Throughout the entries below, report every line where "true" is found.

────────────────────

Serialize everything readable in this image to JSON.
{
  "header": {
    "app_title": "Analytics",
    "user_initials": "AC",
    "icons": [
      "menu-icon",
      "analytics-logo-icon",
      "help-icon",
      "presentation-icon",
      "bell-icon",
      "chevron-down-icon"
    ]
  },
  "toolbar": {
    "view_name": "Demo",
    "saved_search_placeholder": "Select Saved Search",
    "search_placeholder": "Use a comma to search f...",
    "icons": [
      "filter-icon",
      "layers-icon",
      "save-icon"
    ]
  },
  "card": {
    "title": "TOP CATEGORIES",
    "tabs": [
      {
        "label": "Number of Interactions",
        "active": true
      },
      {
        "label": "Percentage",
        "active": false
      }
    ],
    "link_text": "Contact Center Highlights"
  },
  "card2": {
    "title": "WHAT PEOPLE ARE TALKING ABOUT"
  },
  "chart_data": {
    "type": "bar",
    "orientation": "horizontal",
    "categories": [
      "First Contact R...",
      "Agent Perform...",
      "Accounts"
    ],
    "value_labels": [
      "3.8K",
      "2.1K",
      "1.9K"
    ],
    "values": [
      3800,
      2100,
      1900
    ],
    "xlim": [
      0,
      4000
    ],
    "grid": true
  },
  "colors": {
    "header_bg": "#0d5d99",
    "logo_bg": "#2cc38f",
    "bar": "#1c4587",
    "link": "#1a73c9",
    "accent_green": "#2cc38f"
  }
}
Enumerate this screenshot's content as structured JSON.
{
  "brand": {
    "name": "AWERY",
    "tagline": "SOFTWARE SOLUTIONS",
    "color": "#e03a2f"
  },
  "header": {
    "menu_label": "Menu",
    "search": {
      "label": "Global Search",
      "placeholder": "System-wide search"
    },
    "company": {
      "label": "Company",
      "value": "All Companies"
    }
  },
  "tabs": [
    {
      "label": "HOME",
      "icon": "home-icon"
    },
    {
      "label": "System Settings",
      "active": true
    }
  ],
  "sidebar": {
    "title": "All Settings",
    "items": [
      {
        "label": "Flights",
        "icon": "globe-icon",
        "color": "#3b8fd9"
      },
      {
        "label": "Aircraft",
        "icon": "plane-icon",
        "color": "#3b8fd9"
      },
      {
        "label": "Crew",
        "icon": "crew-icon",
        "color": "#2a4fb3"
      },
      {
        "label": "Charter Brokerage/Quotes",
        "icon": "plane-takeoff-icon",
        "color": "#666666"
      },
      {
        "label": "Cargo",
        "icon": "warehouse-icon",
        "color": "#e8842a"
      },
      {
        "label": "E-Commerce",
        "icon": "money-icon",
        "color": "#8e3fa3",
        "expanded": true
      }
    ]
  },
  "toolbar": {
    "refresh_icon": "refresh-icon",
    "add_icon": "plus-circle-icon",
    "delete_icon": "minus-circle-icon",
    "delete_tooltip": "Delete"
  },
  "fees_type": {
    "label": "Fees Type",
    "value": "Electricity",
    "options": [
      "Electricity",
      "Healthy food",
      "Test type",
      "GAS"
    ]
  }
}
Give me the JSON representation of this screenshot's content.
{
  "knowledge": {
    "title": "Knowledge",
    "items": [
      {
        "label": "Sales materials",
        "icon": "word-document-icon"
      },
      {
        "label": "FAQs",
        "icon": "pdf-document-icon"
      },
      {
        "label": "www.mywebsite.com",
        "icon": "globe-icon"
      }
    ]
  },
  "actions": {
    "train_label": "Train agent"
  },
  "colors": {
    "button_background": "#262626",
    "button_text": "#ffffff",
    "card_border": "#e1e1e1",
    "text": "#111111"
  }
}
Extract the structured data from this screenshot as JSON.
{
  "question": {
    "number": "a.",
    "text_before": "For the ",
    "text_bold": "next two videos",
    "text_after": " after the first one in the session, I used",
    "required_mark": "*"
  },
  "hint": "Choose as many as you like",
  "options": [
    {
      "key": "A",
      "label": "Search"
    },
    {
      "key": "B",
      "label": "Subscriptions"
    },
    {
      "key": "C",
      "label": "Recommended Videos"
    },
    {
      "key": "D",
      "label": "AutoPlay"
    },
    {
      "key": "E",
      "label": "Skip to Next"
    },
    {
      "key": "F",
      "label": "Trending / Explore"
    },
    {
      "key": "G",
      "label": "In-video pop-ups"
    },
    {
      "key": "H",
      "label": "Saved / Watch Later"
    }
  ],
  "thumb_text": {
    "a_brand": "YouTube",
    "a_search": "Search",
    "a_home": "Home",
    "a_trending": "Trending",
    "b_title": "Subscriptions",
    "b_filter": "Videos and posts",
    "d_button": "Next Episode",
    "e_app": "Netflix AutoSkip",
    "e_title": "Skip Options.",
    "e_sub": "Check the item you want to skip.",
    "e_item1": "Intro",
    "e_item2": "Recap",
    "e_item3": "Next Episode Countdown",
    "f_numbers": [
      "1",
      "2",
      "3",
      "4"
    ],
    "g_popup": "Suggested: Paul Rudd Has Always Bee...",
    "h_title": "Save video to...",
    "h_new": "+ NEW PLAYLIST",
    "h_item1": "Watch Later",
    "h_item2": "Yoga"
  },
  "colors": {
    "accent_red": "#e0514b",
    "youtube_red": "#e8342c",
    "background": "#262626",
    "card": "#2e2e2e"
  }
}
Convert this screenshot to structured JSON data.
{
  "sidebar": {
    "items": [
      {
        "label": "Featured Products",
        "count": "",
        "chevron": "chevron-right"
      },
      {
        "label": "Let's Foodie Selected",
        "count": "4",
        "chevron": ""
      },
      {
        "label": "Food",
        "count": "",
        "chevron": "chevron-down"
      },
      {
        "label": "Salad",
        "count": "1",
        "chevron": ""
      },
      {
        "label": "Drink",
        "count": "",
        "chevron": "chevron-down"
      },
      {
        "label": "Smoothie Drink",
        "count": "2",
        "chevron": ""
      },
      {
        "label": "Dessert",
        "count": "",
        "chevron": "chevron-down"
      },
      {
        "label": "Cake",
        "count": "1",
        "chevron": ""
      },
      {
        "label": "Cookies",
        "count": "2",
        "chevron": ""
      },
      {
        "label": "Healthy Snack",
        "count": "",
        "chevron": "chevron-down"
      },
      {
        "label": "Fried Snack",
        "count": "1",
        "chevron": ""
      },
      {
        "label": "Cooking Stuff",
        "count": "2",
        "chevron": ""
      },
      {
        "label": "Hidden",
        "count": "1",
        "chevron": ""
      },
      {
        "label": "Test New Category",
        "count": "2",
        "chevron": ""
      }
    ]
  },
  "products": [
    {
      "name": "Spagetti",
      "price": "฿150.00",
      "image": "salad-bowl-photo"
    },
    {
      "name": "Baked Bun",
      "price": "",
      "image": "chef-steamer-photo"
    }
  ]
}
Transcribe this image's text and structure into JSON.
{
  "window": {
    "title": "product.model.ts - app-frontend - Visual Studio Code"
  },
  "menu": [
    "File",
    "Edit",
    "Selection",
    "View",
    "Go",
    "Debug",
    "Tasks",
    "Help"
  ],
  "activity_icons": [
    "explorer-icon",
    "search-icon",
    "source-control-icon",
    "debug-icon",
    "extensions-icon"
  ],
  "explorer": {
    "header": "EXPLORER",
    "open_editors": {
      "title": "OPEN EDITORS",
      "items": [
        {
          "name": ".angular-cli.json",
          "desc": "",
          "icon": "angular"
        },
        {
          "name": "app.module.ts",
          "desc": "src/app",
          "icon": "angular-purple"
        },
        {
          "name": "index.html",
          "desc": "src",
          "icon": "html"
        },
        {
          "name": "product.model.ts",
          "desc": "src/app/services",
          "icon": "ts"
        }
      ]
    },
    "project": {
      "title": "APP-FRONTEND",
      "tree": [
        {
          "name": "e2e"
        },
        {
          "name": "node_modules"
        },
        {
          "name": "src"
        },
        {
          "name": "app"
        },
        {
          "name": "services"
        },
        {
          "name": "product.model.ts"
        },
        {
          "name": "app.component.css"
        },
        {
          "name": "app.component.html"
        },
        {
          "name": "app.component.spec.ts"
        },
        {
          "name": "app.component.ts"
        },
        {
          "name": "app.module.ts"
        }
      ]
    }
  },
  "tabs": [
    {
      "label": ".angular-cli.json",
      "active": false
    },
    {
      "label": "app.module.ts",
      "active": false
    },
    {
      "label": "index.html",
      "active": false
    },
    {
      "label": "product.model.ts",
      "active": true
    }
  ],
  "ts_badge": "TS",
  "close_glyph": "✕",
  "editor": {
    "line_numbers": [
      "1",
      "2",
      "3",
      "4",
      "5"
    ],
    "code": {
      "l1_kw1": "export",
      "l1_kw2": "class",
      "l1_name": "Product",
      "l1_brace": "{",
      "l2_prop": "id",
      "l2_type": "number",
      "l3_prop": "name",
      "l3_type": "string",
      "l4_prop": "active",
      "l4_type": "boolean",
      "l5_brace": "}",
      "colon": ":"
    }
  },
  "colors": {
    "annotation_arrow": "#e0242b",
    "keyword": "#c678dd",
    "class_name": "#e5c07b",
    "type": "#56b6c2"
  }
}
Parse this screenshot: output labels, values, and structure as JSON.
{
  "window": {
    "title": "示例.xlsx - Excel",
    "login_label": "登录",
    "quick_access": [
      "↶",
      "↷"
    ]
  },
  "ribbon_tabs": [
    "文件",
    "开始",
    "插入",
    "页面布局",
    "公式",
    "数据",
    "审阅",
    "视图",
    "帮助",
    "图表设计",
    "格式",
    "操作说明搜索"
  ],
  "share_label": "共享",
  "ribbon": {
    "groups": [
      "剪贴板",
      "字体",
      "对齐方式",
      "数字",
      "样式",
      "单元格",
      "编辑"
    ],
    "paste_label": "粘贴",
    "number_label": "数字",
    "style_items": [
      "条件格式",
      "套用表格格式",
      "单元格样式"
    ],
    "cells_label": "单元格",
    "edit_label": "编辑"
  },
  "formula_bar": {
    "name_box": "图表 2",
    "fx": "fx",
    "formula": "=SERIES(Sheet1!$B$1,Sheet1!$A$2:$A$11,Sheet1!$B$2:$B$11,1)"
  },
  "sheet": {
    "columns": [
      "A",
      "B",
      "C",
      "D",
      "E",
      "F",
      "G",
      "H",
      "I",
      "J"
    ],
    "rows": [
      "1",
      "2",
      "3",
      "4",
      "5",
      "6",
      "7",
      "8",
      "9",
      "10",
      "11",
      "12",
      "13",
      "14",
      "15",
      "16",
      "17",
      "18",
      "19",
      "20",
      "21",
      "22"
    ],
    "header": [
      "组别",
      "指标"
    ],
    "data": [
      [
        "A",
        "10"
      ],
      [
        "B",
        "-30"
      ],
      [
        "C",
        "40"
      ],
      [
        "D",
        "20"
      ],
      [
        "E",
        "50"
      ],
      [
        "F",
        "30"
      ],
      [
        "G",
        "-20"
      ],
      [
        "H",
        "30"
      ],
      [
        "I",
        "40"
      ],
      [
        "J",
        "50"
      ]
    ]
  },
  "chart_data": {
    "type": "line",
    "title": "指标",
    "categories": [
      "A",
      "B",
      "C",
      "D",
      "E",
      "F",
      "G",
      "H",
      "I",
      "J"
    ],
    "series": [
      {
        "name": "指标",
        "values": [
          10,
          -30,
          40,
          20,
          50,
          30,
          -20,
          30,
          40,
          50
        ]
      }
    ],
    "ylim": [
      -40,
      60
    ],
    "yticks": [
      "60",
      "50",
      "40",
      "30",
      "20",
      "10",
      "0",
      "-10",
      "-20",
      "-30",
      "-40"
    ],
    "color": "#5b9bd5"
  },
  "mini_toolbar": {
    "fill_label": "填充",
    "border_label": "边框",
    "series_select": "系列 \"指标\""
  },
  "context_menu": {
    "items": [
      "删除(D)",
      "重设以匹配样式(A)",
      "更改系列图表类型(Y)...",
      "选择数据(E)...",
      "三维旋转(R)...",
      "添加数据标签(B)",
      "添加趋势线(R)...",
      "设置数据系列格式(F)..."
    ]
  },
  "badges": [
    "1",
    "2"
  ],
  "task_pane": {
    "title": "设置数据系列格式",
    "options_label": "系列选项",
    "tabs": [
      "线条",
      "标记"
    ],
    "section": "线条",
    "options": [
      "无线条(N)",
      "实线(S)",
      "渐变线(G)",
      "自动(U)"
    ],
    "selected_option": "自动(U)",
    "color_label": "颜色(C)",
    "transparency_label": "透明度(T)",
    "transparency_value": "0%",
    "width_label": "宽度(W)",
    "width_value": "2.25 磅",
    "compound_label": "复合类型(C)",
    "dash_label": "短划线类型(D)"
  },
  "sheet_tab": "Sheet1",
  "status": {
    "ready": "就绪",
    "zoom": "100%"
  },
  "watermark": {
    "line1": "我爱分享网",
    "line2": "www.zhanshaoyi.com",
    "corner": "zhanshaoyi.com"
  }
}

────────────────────

Result for this exercise:
        "active": true
    "grid": true
      "active": true
        "expanded": true
      "active": true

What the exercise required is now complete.